By the mid-1920s, in the week before Christmas, the newspaper had a special issue of ads for the holiday. Even way back in the early 1890s, the paper carried a "countdown to Christmas" and kept track of how many shopping days were left until Christmas. So the commercialization of Christmas started a long time ago, not just after World War II (as depicted in Miracle on 34th Street).
Snow Removal and Clearing the Streets
Already by the mid 1920s car traffic had increased to such an extent on the streets of Slatington, that it was important to clear away snow as quickly as possible after a snowstorm so that the cars and the street trolley could get around. Sound familiar?
But even earlier, by the 1880s or so, the streets were being graded or leveled with crushed limestone. In 1890, Upper Main Street was macadamized!
In the 1880s, which surprised me because of the early date, ice cream was a popular treat in the summers. There were notes in the paper just before ice cream season opened, and then regrets when it was ending.

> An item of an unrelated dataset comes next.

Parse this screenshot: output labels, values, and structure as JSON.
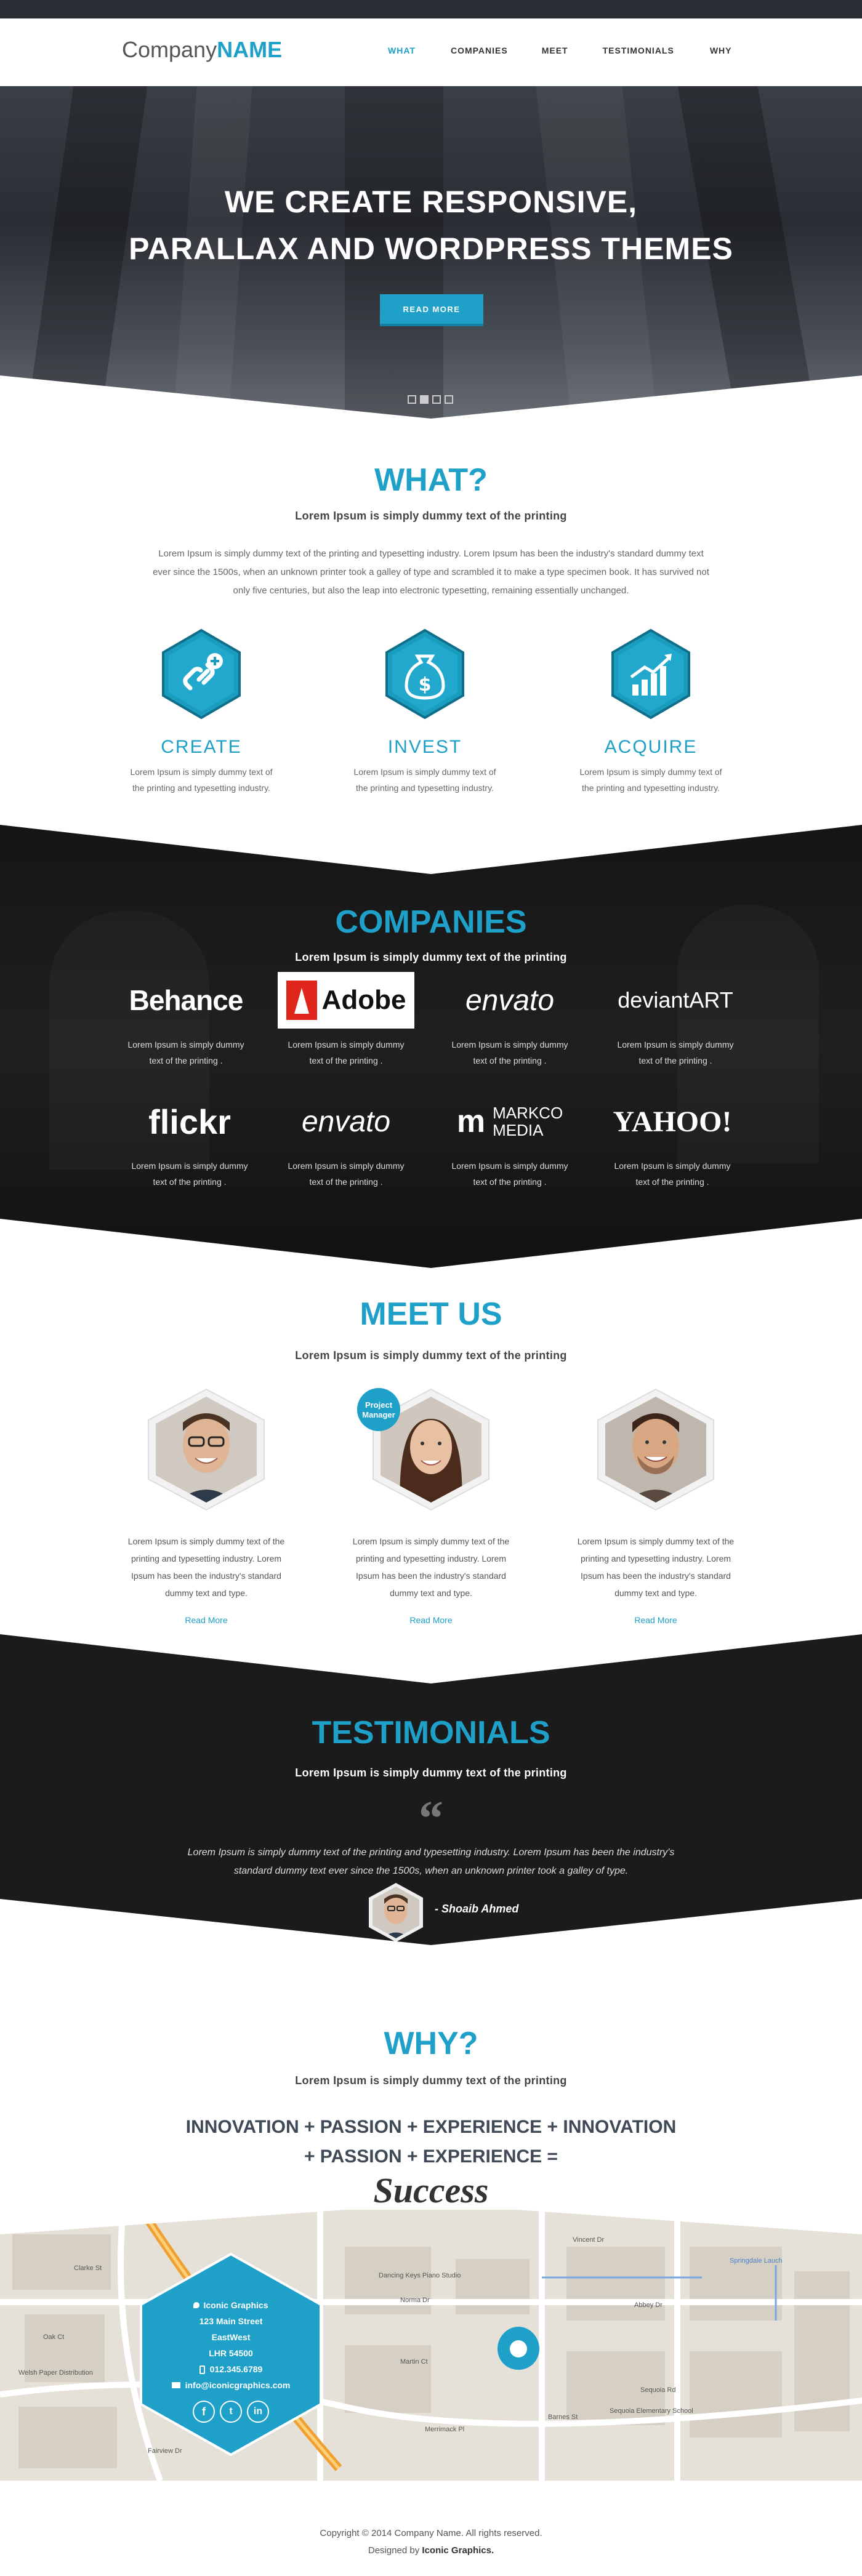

Influenza outbreaks first seem to have been reported around 1890. Maybe it was because by that time, the town was large enough to actually allow the disease to spread from citizen to citizen. Some people did die.
The Mountain Road
The "Mountain Road" was already called "the mountain road" in the 1880s.
While there were not that many fires in town, there were a lot of fires on the Blue Mountain. Most of these were started either by lightning or by sparks from a passing train, and since there was a lot of train traffic from the 1860s through to the 1920s, the sight of the mountain burning was not unusual.
Every small group of houses in the vicinity of Slatington had some sort of name attached to it, notwithstanding the one village of Emerald (aka Franklin at one time). This allowed residents of the area to be able to easily locate where things were happening. A few of these place names I had not heard of before: Best Station, Custard's, Deibertsville, Friedens, Germans Corner, Germansville, Hazard, Hoffman, Indianland, Jacksonville, Jordan Valley, Lynnport, Lynnville, Lyon Valley, Millport, Newhard, Newside, Pleasant Corners, Rabert's Corner, Rextown, Rockdale, Saegersville, Scheidy, School Hill, Steinsville, Unionville, Wanamaker, Welshtown, Werley's Corner, Williamstown.
On Saturday, October 29th, 1898, Slatington held a grand parade to celebrate Peace Jubilee Day (victory in the Spanish-American War). As noted in The Slatington News on the following Saturday, the parade formed on Lower Main Street: "the route of the parade was up Main to 2d; up 2d to South; out South to Main; down Main to Post Office; counter-march up Main to Church, to Fourth; up 4th to Washington; out Washington to First; down First to Church; out Church to 2d; down 2d to Main; down Main to place of formation and dismiss." That was a lot of walking for the parade, and took it all through upper Slatington.